## Your goal
Please output each line of the data exactly as it appears.

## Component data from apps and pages
--- START ---

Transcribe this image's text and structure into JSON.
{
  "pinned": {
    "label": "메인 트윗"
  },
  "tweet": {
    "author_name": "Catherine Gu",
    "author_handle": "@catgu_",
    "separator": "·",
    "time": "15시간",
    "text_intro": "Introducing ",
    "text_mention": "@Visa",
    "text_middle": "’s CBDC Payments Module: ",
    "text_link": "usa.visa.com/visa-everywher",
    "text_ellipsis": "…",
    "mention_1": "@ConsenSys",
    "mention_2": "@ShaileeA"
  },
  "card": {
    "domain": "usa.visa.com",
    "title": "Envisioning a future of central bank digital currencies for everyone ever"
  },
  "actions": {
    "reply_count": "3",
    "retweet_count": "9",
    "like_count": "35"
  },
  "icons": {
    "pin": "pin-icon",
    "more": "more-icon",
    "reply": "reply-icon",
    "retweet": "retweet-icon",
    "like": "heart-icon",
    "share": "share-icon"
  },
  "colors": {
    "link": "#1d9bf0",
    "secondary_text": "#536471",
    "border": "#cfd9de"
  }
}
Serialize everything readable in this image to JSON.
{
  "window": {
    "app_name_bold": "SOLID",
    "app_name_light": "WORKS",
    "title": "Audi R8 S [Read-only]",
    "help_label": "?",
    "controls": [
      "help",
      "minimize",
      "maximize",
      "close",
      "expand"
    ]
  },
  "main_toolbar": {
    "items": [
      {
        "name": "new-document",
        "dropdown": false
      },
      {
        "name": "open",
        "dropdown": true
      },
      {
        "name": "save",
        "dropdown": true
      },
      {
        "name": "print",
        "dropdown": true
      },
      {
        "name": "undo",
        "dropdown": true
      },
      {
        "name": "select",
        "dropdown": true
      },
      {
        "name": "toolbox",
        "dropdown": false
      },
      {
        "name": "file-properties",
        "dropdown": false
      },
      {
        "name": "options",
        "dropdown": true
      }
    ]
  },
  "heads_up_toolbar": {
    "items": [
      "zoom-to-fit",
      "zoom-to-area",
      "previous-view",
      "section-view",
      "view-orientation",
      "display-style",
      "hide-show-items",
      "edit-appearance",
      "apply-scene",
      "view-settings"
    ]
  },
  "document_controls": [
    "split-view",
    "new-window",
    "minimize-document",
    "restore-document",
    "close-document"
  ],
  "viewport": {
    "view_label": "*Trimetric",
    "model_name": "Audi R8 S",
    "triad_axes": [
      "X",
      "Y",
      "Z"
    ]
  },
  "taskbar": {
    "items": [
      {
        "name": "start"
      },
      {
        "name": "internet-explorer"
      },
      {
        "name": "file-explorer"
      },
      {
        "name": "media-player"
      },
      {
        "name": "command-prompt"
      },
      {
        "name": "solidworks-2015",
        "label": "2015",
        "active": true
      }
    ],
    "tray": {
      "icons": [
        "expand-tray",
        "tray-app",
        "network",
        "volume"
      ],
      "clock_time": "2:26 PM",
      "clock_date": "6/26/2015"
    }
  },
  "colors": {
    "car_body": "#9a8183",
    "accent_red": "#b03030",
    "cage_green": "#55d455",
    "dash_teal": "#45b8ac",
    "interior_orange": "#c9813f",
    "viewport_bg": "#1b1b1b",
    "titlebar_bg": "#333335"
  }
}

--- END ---

## Answer for the task
Transcribe this image's text and structure into JSON.
{
  "pinned": {
    "label": "메인 트윗"
  },
  "tweet": {
    "author_name": "Catherine Gu",
    "author_handle": "@catgu_",
    "separator": "·",
    "time": "15시간",
    "text_intro": "Introducing ",
    "text_mention": "@Visa",
    "text_middle": "’s CBDC Payments Module: ",
    "text_link": "usa.visa.com/visa-everywher",
    "text_ellipsis": "…",
    "mention_1": "@ConsenSys",
    "mention_2": "@ShaileeA"
  },
  "card": {
    "domain": "usa.visa.com",
    "title": "Envisioning a future of central bank digital currencies for everyone ever"
  },
  "actions": {
    "reply_count": "3",
    "retweet_count": "9",
    "like_count": "35"
  },
  "icons": {
    "pin": "pin-icon",
    "more": "more-icon",
    "reply": "reply-icon",
    "retweet": "retweet-icon",
    "like": "heart-icon",
    "share": "share-icon"
  },
  "colors": {
    "link": "#1d9bf0",
    "secondary_text": "#536471",
    "border": "#cfd9de"
  }
}
Serialize everything readable in this image to JSON.
{
  "window": {
    "app_name_bold": "SOLID",
    "app_name_light": "WORKS",
    "title": "Audi R8 S [Read-only]",
    "help_label": "?",
    "controls": [
      "help",
      "minimize",
      "maximize",
      "close",
      "expand"
    ]
  },
  "main_toolbar": {
    "items": [
      {
        "name": "new-document",
        "dropdown": false
      },
      {
        "name": "open",
        "dropdown": true
      },
      {
        "name": "save",
        "dropdown": true
      },
      {
        "name": "print",
        "dropdown": true
      },
      {
        "name": "undo",
        "dropdown": true
      },
      {
        "name": "select",
        "dropdown": true
      },
      {
        "name": "toolbox",
        "dropdown": false
      },
      {
        "name": "file-properties",
        "dropdown": false
      },
      {
        "name": "options",
        "dropdown": true
      }
    ]
  },
  "heads_up_toolbar": {
    "items": [
      "zoom-to-fit",
      "zoom-to-area",
      "previous-view",
      "section-view",
      "view-orientation",
      "display-style",
      "hide-show-items",
      "edit-appearance",
      "apply-scene",
      "view-settings"
    ]
  },
  "document_controls": [
    "split-view",
    "new-window",
    "minimize-document",
    "restore-document",
    "close-document"
  ],
  "viewport": {
    "view_label": "*Trimetric",
    "model_name": "Audi R8 S",
    "triad_axes": [
      "X",
      "Y",
      "Z"
    ]
  },
  "taskbar": {
    "items": [
      {
        "name": "start"
      },
      {
        "name": "internet-explorer"
      },
      {
        "name": "file-explorer"
      },
      {
        "name": "media-player"
      },
      {
        "name": "command-prompt"
      },
      {
        "name": "solidworks-2015",
        "label": "2015",
        "active": true
      }
    ],
    "tray": {
      "icons": [
        "expand-tray",
        "tray-app",
        "network",
        "volume"
      ],
      "clock_time": "2:26 PM",
      "clock_date": "6/26/2015"
    }
  },
  "colors": {
    "car_body": "#9a8183",
    "accent_red": "#b03030",
    "cage_green": "#55d455",
    "dash_teal": "#45b8ac",
    "interior_orange": "#c9813f",
    "viewport_bg": "#1b1b1b",
    "titlebar_bg": "#333335"
  }
}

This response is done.